We are big fans of growing vegetables, and that’s a fact. But when it comes to who is growing what and where, new research* has revealed that different states do have their favorites.
Linked closely with success rates, climate, space to grow or even simply, taste, there is a clear frontrunner in US kitchen gardens. It’s no wonder really, since you can grow this kitchen staple in just about any space, any container or garden bed. And the produce goes with just about every savory dish there is…
The most popular vegetable to grow in the US
According to the research, the potato is the most popular vegetable in fourteen American states, including Connecticut, Utah, Montana, both North and South Dakota, and Oklahoma.
Potatoes are an incredibly versatile crop that can be grown in zones 3 to 10. You can plant potatoes in grow bags, raised garden beds, and even in a large, deep pot – whatever works for you. They can suffer from rot, though, making it trickier to grow them in very wet conditions. Logan Hailey, organic vegetable specialist at AllAboutGardening.com (opens in new tab) recommends pre-sprouting or “chitting” your seed potatoes: doing this ‘can jumpstart your harvest by up to two weeks and reduces the risk of rot and waste. To do this, you should lay your potatoes out in an even single layer on a tray or in egg cartons, place them in a light area (such as a window sill or porch) with the optimum temperature ranging from 60-70°F and let them sprout until they’re around an inch long before planting.’
While the humble spud took the uncontested top spot in the hearts of American vegetable growers, other traditional vegetables were not far behind.
2nd place: Cucumbers
Cucumbers are the second most popular vegetable. New York, Nebraska, Texas, and Iowa can’t get enough of these hydrating salad favorites that love hot summers.
Logan’s top tip for growing cucumbers is to trellis them: ‘If you want to save space in your garden and yield higher quality cucumbers that are less prone to disease, trellis cucumbers rather than letting them vine along the soil. Use a cattle panel mounted on T-posts or rebar to create a cheap, simple trellis. Then, plant cucumbers about 12″ apart and allow them to vine up the panel. Prune off the suckers to promote more fruit growth and keep plenty of airflow between foliage.’
3rd place: Beats

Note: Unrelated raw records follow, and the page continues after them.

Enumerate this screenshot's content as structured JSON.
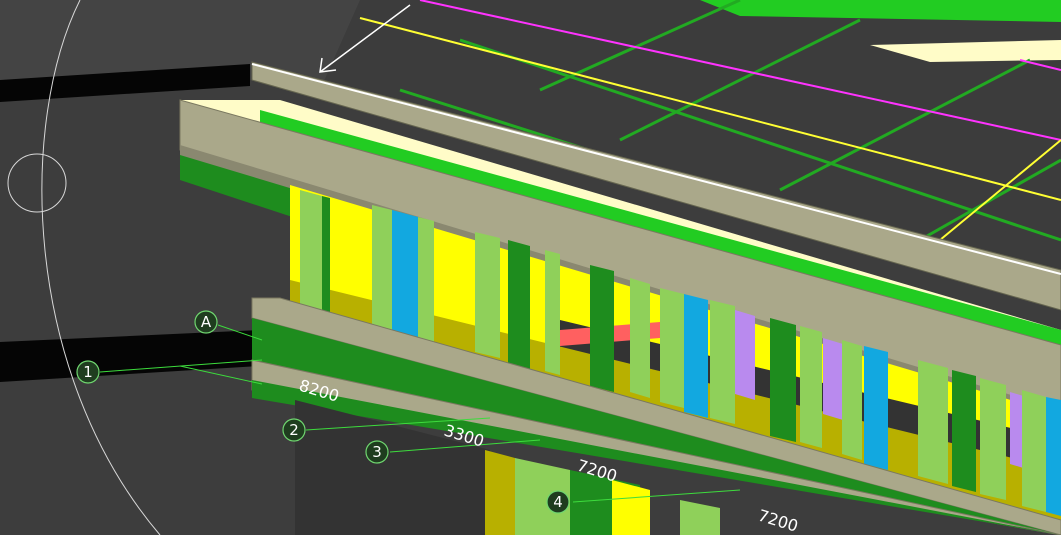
{
  "viewport": {
    "background": "#3d3d3d",
    "colors": {
      "steel_green": "#1e8c1e",
      "bright_green": "#22cc22",
      "light_green": "#8fd05a",
      "concrete_beige": "#aaa88a",
      "yellow": "#ffff00",
      "olive": "#b8b000",
      "cyan": "#12a8e0",
      "purple": "#b98aee",
      "magenta_line": "#ff33ff",
      "yellow_line": "#ffff33",
      "cream": "#fffcc8"
    }
  },
  "grid_bubbles": [
    {
      "id": "A",
      "label": "A"
    },
    {
      "id": "1",
      "label": "1"
    },
    {
      "id": "2",
      "label": "2"
    },
    {
      "id": "3",
      "label": "3"
    },
    {
      "id": "4",
      "label": "4"
    }
  ],
  "dimensions": [
    {
      "id": "d1",
      "label": "8200"
    },
    {
      "id": "d2",
      "label": "3300"
    },
    {
      "id": "d3",
      "label": "7200"
    },
    {
      "id": "d4",
      "label": "7200"
    }
  ]
}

Beetroots are the vegetable people in Colorado, Pennsylvania, Michigan, and Alabama want to grow the most, and they’re even less fussy about climate than potatoes, growing happily in zones 2-10. Gardening for beginners doesn’t get much easier than growing beetroots.

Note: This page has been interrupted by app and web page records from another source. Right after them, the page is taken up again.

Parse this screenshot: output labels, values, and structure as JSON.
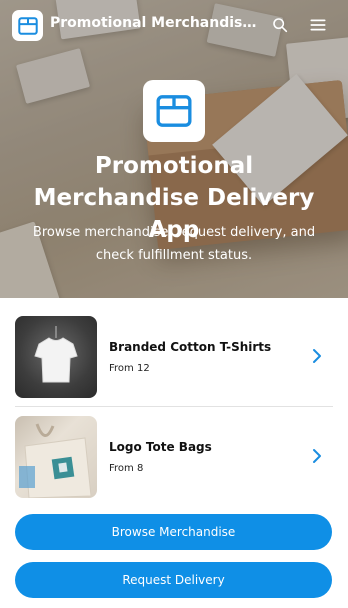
{
  "header": {
    "app_title": "Promotional Merchandise Deli...",
    "icons": {
      "app": "box-icon",
      "search": "search-icon",
      "menu": "hamburger-menu-icon"
    }
  },
  "hero": {
    "title": "Promotional Merchandise Delivery App",
    "subtitle": "Browse merchandise, request delivery, and check fulfillment status."
  },
  "products": [
    {
      "name": "Branded Cotton T-Shirts",
      "price": "From 12",
      "icon": "chevron-right-icon"
    },
    {
      "name": "Logo Tote Bags",
      "price": "From 8",
      "icon": "chevron-right-icon"
    }
  ],
  "actions": {
    "browse_label": "Browse Merchandise",
    "request_label": "Request Delivery"
  },
  "colors": {
    "accent": "#0f8fe6",
    "icon_blue": "#1a8de0",
    "white": "#ffffff"
  }
}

The only potential problem with growing beets is that they need boron to thrive; If you live in an area with boron-deficient soil, particularly in Eastern US, you may need to supplement your soil with boric acid. ‘You can side-dress or foliar spray with an organically-approved Borax (boric acid) at a rate of 1/2 ounce per 100 square feet.’

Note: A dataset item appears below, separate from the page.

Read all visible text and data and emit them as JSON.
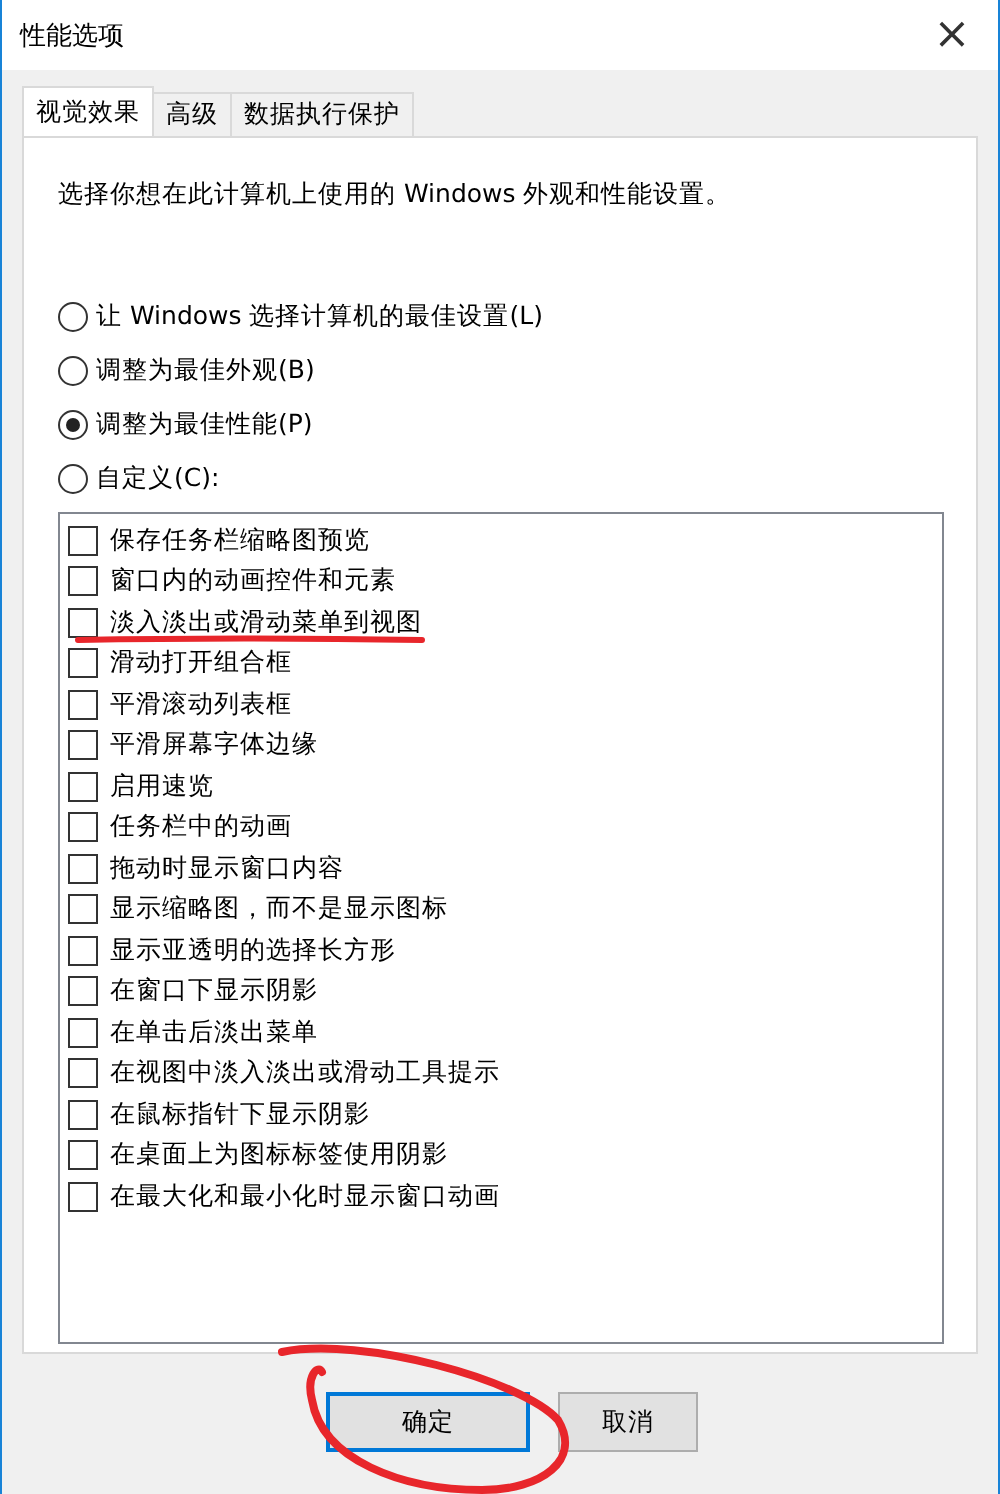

Joint 4th place: Carrots & Zucchini
Finally, carrots were the most searched for vegetable in five states – Arizona, Indiana, Kansas, Louisiana, and Minnesota while zucchini was the most desired vegetable in Arkansas, Idaho, Kentucky, Ohio, and Wyoming.
If you’re growing carrots in Arizona, be aware that they need a lot of water while they’re establishing. Logan says that ‘due to their finicky watering needs, carrot seeds tend to be difficult to germinate. Try using a piece of row cover or clear greenhouse plastic laid over the soil surface to maintain even moisture until they sprout.’
And if your heart is set on zucchini but you live in a humid region (hello, Arkansas!), watch out for powdery mildew. Logan explains: ‘The secret to keeping zucchini plants disease-free is maintaining air circulation by providing 2-3 square feet of space per plant, keeping weeds down, and preventatively applying diluted neem solution during moist conditions. It also helps to mulch with a straw or dried leaf mulch to prevent rain splashing onto the leaves.’
5th place: onions, bell pepper and squash
Four states were most interested in growing these vegetables but surprisingly, Calif is really into onions… Yep, despite Calif having one of the best climates to grow a wide variety of crops, gardeners seem especially keen on rearing onion crops. Don’t get us wrong, we do enjoy the tang of a chopped shallot in our guacamole. A quick tip from Logan for anyone wanting to learn how to grow onions: ‘If you’re an impatient gardener craving spring scallions or sweet onions, opt for “onion sets (opens in new tab)” or starter bulbs to make your harvest quicker. These mini onion bulbs can be planted instead of seeds to save you time and effort from thinning.’
*Research by AllAboutGardening